The CDA provided broad immunity and protection for ISPs. In legal terms, the CDA formally protects ISPs from publisher liability: “No person shall be held to have violated [the first part of the act] solely for providing access to [the internet or software].” Courts generally interpret this clause as granting ISPs immunity to publisher and distributor liability. This interpretation reflects the courts' care for First Amendment rights: courts accepted the possibility of indecent material slipping through the cracks in the name of preserving First Amendment rights.
The CDA also includes a “Good Samaritan clause,” which protects ISPs that show any initiative to filter illicit material from their platforms. With this clause, the CDA eliminated the intimidating and unrealistic expectation that an ISP must filter all illicit material, making publishing more approachable and less restrictive. CDA proponents argue that the Good Samaritan clause encourages ISPs to self-police content online.

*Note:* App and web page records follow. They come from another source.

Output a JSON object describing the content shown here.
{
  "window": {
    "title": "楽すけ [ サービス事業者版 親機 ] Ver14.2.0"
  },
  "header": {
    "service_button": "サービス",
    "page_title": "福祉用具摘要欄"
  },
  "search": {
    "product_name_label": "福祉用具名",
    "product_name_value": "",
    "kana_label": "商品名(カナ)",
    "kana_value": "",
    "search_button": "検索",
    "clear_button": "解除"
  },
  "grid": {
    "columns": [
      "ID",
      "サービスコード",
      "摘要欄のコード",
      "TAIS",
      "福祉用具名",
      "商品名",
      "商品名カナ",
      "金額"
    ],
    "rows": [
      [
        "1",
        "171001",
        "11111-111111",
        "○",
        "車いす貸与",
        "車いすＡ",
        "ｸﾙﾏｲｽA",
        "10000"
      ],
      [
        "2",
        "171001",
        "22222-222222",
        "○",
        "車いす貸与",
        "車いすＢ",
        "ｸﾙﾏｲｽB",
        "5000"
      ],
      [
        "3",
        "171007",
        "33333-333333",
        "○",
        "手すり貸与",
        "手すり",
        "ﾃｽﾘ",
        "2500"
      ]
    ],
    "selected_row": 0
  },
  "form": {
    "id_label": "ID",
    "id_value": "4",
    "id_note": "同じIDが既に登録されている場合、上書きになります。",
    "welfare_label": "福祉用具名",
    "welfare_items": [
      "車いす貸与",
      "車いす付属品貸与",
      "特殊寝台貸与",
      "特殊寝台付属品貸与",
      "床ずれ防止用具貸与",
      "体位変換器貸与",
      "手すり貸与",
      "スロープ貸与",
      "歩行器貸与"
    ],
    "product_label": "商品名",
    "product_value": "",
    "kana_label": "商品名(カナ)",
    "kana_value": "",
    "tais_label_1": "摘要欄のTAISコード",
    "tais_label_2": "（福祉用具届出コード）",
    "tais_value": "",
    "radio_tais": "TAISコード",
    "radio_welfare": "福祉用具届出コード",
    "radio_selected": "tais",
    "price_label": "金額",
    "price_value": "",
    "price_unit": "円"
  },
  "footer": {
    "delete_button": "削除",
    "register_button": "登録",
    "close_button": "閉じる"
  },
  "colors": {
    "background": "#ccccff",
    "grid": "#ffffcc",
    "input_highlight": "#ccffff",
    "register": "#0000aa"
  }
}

Zeran vs. America Online Inc. (AOL) was a landmark case that defined the standard interpretation of the “Good Samaritan” section of the CDA. In this case, Plaintiff Kenneth Zeran was the target of malicious defamation on AOL’s message boards. AOL failed to remove this material despite Zeran’s numerous requests. Zeran then sued AOL for negligence, arguing that it did not adequately police the boards. The court ruled that AOL was protected under the CDA because publishing entities are not liable for distributing malicious material. Here, the court used the CDA to protect ISPs from distributor liability. Furthermore, the CDA allows services the latitude to perform traditional editorial functions, such as screening and filtering posts. In this case, courts again demonstrated their prioritization of free speech over preventing exposure to "indecent" material.
However, it is important to recognize that immunity applies to a strict subsection of online content. The CDA makes it clear that ISPs are the only party immune from sanctions against indecent material. The CDA does not protect that create content and thus become an internet content provider. Of course, the distinction between an ICP and an ISP is not always clear: at what point should forums be responsible for words they have not authored? Modern examples abound: singing along to a song that uses derogatory racial slurs is uncomfortable. The CDA teaches, however, that vehicles of communication cannot be held responsible for “distributing” the words of others.